Assistant director of food and environmental hygiene Dr Lee Siu-yuen also said the department was open to introducing a system for cooked meat similar to that for raw products.
But a catering industry representative said such a system could delay supplies to the city's biggest restaurant chains.
Varieties of cooked meat were so broad it would not be easy for the government to classify which products should require permits, said Simon Wong Ka-wo, chairman of the Chamber of Food & Beverage Industry of Hong Kong.
"Some chain stores and restaurants have their own processing factories on the mainland. Transportation of cooked food could be delayed if there are new clearing processes at the border," Wong said.
Lee meanwhile accused McDonald's of misleading the government last week by saying it had not bought meat from Husi Shanghai. The firm initially said it bought its meat from Husi Hebei, but in a sudden reversal on Thursday said it had used products from the Shanghai branch.
Dr Helena Wong Pik-wan, chairwoman of the Legislative Council food safety and environmental hygiene panel, said the panel would press the government to investigate whether the fast food giant had covered up and delayed information.
Speaking after the meeting, Wong also said traders should be required to get import permits for cooked meat as they did now for raw meat. "In Hong Kong, families buy more cooked meat than raw meat to save time," she said. "Instant noodles with sausages and ham are a popular meal. Shouldn't cooked meat be subject to tighter safety controls?"
She said the government told lawmakers 110 tonnes of meat products imported from Husi by McDonald's would be discarded.
The Centre for Food Safety said 15 tonnes of Husi food from McDonald's was dumped into landfills yesterday, and another 62 tonnes sealed up ready to be thrown out. The centre inspected import receipts for the past 24 months of another eight fast food chains - Pizza Hut, Starbucks, 7-Eleven, Subway, Yoshinoya, KFC, Burger King and Ikea - and found none from Husi Shanghai.
Meanwhile, regarding reports about the illegal sale of genetically modified rice on the mainland, Secretary for Food and Health Dr Ko Wing-man said the government did not know if any of the rice had been imported into Hong Kong.
Currently, it is illegal to commercially grow and sell GM rice on the mainland, but there are no laws to regulate the sale of GM food in Hong Kong.

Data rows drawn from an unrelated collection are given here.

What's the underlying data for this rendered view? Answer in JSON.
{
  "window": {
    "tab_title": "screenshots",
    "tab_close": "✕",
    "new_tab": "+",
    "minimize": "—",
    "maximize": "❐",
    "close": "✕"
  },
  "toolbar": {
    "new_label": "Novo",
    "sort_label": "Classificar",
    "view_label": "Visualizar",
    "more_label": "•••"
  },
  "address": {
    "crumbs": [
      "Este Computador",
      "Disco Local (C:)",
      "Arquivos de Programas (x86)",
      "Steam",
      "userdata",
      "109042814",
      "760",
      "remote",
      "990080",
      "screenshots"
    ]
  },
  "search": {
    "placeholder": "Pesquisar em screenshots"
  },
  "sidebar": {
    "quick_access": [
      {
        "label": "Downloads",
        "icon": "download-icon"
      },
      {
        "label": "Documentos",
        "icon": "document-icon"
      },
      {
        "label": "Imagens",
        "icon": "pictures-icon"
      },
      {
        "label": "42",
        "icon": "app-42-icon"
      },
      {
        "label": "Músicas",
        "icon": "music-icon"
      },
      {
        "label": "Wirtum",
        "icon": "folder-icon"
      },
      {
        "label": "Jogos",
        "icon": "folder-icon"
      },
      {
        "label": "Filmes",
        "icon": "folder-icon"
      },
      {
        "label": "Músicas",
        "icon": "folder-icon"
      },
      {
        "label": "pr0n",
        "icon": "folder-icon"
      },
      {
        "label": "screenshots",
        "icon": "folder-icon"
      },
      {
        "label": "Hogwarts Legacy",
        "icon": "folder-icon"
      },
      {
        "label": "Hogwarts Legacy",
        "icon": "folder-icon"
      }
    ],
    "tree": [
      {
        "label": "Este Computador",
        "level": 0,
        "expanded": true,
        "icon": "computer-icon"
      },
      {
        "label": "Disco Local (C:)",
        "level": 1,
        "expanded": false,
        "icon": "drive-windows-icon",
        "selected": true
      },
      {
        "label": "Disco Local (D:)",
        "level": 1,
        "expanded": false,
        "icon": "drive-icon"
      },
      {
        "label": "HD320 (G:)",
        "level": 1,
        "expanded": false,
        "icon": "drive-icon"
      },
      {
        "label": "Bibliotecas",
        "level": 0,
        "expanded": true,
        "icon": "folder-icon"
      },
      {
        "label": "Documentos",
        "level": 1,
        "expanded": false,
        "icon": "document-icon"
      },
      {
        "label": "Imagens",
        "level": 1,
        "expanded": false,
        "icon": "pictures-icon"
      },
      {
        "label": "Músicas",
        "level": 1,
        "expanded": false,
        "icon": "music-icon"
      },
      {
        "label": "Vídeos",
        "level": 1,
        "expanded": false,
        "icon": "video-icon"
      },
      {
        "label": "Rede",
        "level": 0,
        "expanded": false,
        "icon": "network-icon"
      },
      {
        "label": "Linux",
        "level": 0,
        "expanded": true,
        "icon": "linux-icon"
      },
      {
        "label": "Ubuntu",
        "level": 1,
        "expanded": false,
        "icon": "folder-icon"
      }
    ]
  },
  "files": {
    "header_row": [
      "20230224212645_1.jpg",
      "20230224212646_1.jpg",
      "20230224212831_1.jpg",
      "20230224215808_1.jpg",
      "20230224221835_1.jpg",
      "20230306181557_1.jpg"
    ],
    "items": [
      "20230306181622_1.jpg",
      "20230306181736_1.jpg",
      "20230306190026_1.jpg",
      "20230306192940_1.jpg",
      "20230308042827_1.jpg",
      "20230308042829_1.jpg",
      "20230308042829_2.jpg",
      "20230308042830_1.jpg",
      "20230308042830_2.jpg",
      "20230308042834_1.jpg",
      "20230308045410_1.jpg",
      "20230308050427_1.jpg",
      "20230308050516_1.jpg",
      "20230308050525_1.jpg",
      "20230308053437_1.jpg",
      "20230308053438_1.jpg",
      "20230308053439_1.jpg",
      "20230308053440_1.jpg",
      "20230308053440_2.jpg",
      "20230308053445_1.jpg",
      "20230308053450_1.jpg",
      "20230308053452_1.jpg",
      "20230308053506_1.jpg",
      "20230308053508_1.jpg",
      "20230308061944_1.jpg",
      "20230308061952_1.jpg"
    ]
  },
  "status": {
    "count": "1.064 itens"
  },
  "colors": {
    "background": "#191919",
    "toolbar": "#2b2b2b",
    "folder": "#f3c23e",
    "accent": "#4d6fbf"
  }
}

Ko said the government encouraged retailers to label GM food and it would hold talks with the Legco food safety panel about stricter regulation and labelling.